Swarms of robots that use electromagnetic forces to cling together and assume different shapes are being developed by US researchers. The grand goal is to create swarms of microscopic robots capable of morphing into almost any form. Take a look at the below video to see what will be possible in the future when this form of nano-technology is perfected.
No Moving Parts
These prototype robots use electromagnetic forces to move about, communicate, and even share power. One set of robot prototypes are cylindrical, free-wheeling robots with a ring of electromagnets around their edge, which they used to grab hold of one another. By switching these electromagnets on and off, the so-called “claytronic atoms” or “catoms” could securely attach and roll around each other to effect shape shifting. The robot’s wheels were not powered, so they make these robots the first of their type to have no moving parts. The prospects for these tiny robots should they come to be is astonishing. Right now, software not hardware, may be the biggest challenge facing researchers working on these swarming robots.
Claytronics is an idea for a set of tiny robots able to reform themselves into an infinite number of shapes. Seth Goldstein, an associate professor at Carnegie Mellon, has been working to create thousands of these tiny robots that can be manipulated with electromagnetic forces to create various forms.
The idea is that each tiny robot can autonomously move into position relative to the others. It’s basically programmable form matter! Shape shipping robots could be programmed to create any 3-D shape, human, furniture, and game pieces. “The research path from here to having millions of these working together to form a 3D replica of you in my office is going to be a long and circuitous route,” says Goldstein. The robots cannot communicate and must act only on what they can see around them. They follow simple rules to fulfil their task – mimicking the way insects work together in a swarm.
When will these shape-shifting robots leave the lab and enter our lives? It’s difficult to put an exact timeline on it, but Goldstein said he expects to see them functioning in the real world within five to 25 years. The next step could be in developing self-replicating forms. Robots that would mimic life. In fact people are working on this project right now.
Hod Lipson and colleagues at Cornell University in Ithaca, New York, built a self-replicating device using small mechanical building blocks that can swivel, and also attach themselves to one another using electromagnets. This device can build an exact copy of itself. Is this potentially dangerous?

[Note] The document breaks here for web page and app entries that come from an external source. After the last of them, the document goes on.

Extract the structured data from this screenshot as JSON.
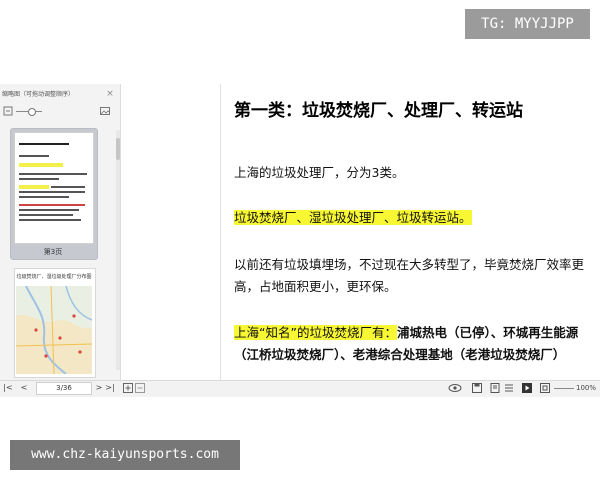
{
  "overlay": {
    "tag": "TG: MYYJJPP",
    "watermark": "www.chz-kaiyunsports.com"
  },
  "sidebar": {
    "title": "缩略图（可拖动调整顺序）",
    "close": "×",
    "thumbnail_1_label": "第3页",
    "thumbnail_2_title": "垃圾焚烧厂、湿垃圾处理厂分布图"
  },
  "document": {
    "title": "第一类：垃圾焚烧厂、处理厂、转运站",
    "p1": "上海的垃圾处理厂，分为3类。",
    "p2": "垃圾焚烧厂、湿垃圾处理厂、垃圾转运站。",
    "p3": "以前还有垃圾填埋场，不过现在大多转型了，毕竟焚烧厂效率更高，占地面积更小，更环保。",
    "p4_highlight": "上海“知名”的垃圾焚烧厂有：",
    "p4_rest": "浦城热电（已停）、环城再生能源（江桥垃圾焚烧厂）、老港综合处理基地（老港垃圾焚烧厂）"
  },
  "statusbar": {
    "first": "|<",
    "prev": "<",
    "page": "3/36",
    "next": ">",
    "last": ">|",
    "zoom": "100%"
  },
  "colors": {
    "highlight": "#f7f733",
    "sidebar_bg": "#f3f3f3",
    "statusbar_bg": "#f2f2f2"
  }
}
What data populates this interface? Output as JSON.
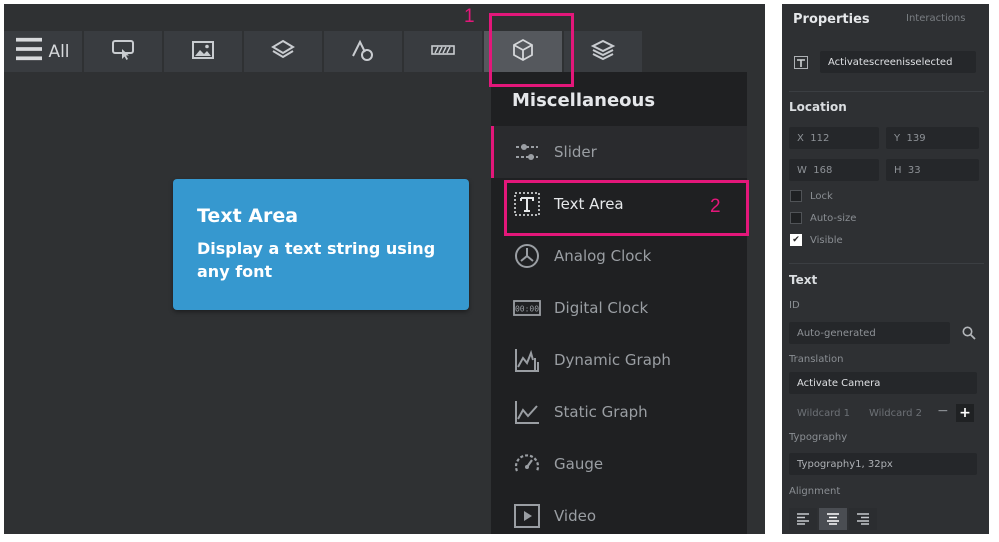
{
  "toolbar": {
    "all_label": "All",
    "items": [
      {
        "icon": "touch-screen-icon"
      },
      {
        "icon": "image-icon"
      },
      {
        "icon": "layers-icon"
      },
      {
        "icon": "shapes-icon"
      },
      {
        "icon": "progress-bar-icon"
      },
      {
        "icon": "cube-icon",
        "active": true
      },
      {
        "icon": "stack-icon"
      }
    ]
  },
  "callouts": {
    "one": "1",
    "two": "2"
  },
  "colors": {
    "highlight": "#e3177a",
    "tooltip": "#3698cf",
    "panel": "#2e3033",
    "canvas": "#2f3133"
  },
  "tooltip": {
    "title": "Text Area",
    "description": "Display a text string using any font"
  },
  "menu": {
    "heading": "Miscellaneous",
    "items": [
      {
        "label": "Slider",
        "icon": "slider-icon"
      },
      {
        "label": "Text Area",
        "icon": "text-area-icon"
      },
      {
        "label": "Analog Clock",
        "icon": "analog-clock-icon"
      },
      {
        "label": "Digital Clock",
        "icon": "digital-clock-icon"
      },
      {
        "label": "Dynamic Graph",
        "icon": "dynamic-graph-icon"
      },
      {
        "label": "Static Graph",
        "icon": "static-graph-icon"
      },
      {
        "label": "Gauge",
        "icon": "gauge-icon"
      },
      {
        "label": "Video",
        "icon": "video-icon"
      }
    ]
  },
  "properties": {
    "title": "Properties",
    "interactions_tab": "Interactions",
    "widget_name": "Activatescreenisselected",
    "location": {
      "heading": "Location",
      "x_label": "X",
      "x": "112",
      "y_label": "Y",
      "y": "139",
      "w_label": "W",
      "w": "168",
      "h_label": "H",
      "h": "33",
      "lock": "Lock",
      "autosize": "Auto-size",
      "visible": "Visible"
    },
    "text": {
      "heading": "Text",
      "id_label": "ID",
      "id_value": "Auto-generated",
      "translation_label": "Translation",
      "translation_value": "Activate Camera",
      "wildcard1": "Wildcard 1",
      "wildcard2": "Wildcard 2",
      "minus": "−",
      "plus": "+",
      "typography_label": "Typography",
      "typography_value": "Typography1, 32px",
      "alignment_label": "Alignment"
    }
  }
}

Well, if you remember the bad guy robot in Terminator-2 was a shape-shifting robot, you might think twice.